A flotilla of ships is carrying distillate fuel to New York Harbor to shore up stocks ahead of the winter, according to traders and shipping data.
Shippers are sending vessels to the U.S. East Coast, which uses more heating fuel than another other parts of the United States but where inventories have fallen to alarmingly low levels in 2022.
The lack of stock has caused prices to surge, boosting the flow of product from Europe, which is already facing the prospect of a cold winter without Russian oil supply.
At least 11 vessels that can carry about 3.6 million barrels of distillate, which includes low-sulfur diesel and home heating oil, will arrive in New York Harbor in late November and early December, shipping data and sources say. That’s equivalent to about 4% of all the East Coast’s distillate fuel imports in 2021.
The shipments are coming mostly from Europe, which is set to ban imports of Russian crude in December and oil products in February in retaliation for Moscow’s invasion of Ukraine.
At least one of the vessels will be loaded from Turkey while at least five will be loaded from Rotterdam, according to shipping data and shipping analytics firm Vortexa. Another five are also en route, according to two traders.
In addition, Irving Oil’s 300,000 barrel-per-day refinery in Saint John, Canada, just wrapped up fall maintenance, and will soon be increasing exports to New England, traders said.
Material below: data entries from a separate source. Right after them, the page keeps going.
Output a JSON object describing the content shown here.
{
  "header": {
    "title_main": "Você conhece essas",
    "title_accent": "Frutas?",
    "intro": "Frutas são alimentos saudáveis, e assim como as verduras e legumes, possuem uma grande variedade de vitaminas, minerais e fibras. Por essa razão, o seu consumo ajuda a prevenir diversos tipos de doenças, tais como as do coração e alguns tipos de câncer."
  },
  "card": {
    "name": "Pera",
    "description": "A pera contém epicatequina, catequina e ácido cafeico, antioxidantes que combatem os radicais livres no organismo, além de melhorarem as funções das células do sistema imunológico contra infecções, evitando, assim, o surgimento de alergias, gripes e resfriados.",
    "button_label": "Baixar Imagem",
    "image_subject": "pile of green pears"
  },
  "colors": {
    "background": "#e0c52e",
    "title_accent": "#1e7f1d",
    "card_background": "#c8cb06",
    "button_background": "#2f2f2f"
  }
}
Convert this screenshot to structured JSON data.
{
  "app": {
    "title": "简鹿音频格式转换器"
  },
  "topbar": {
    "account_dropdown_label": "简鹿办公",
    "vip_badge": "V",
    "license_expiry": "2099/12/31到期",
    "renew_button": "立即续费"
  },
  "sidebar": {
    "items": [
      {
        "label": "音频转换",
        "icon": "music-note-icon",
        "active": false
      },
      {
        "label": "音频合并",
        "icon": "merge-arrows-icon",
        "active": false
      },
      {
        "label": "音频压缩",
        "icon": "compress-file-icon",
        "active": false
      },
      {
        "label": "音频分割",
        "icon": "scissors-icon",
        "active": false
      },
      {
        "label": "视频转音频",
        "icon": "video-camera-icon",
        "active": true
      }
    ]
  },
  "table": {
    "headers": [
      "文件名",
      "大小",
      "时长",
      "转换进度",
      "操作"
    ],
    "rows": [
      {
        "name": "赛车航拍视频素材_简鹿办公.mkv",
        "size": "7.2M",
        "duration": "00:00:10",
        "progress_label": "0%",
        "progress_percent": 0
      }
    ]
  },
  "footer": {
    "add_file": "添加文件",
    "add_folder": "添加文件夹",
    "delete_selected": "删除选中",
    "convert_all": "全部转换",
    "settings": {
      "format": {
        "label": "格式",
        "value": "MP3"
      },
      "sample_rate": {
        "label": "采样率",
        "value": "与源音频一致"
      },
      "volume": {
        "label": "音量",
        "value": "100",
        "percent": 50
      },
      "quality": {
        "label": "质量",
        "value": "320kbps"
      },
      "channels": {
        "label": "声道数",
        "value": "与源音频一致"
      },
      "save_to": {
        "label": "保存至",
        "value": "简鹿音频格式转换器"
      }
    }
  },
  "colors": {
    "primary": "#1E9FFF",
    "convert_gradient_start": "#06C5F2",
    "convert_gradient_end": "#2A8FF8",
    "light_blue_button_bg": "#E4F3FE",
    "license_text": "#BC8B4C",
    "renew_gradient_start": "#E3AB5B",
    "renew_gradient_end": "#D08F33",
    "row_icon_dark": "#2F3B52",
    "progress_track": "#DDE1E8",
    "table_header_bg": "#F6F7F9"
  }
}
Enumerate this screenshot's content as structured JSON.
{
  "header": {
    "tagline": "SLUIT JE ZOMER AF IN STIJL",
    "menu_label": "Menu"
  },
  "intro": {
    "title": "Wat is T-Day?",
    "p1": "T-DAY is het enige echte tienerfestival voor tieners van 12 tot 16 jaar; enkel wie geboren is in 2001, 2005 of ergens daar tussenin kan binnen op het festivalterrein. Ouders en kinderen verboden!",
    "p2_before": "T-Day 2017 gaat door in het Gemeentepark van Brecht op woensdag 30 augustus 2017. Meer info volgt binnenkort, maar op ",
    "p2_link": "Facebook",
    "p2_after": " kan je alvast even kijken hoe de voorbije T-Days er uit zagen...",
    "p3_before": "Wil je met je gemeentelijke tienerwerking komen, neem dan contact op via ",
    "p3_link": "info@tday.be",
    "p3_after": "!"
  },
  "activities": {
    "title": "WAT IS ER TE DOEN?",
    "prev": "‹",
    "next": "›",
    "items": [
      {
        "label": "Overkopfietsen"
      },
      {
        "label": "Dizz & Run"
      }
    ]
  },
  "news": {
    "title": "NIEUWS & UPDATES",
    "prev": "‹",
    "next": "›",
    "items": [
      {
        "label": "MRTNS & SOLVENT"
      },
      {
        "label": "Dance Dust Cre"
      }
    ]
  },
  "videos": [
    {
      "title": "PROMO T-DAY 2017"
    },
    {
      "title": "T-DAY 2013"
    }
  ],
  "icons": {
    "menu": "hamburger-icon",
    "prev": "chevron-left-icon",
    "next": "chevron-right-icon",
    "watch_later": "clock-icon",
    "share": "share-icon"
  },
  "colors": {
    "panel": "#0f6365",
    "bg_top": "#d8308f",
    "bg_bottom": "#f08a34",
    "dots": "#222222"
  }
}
Companies have been overbuying fuels in preparation for the winter, traders said, helping drive up already elevated prices in the Eastern United States and Western Europe. Fuel prices rose sharply earlier this year after Europe and the United States put sanctions on Russian fuel, and due to a shortage of refining capacity in the United States and Western Europe.
East Coast distillate stocks are hovering near 21.8 million barrels, the second-lowest level in a decade.
Heating oil futures hit a near-record $4.55 per gallon in October before dropping as fixtures were booked.
Home heating oil hit a record $5.48 per gallon in the East Coast in October, while diesel prices are $5.47 per gallon as of Monday, nearing a high reached in June, according to the U.S. Energy Information Administration.
Line 2 of the Colonial Pipeline, which carries fuel products from the refinery-heavy Gulf Coast to the East Coast, is fully booked. Nominations were frozen for the last two cycles, meaning the line could not carry additional fuel from shippers.
The spread between Brent crude oil and ICE gasoil has widened dramatically this year, to $12.21 in January to $36.21 currently, a break from its normally tight spread, due to anticipated supply tightness from the pending ban on Russian diesel.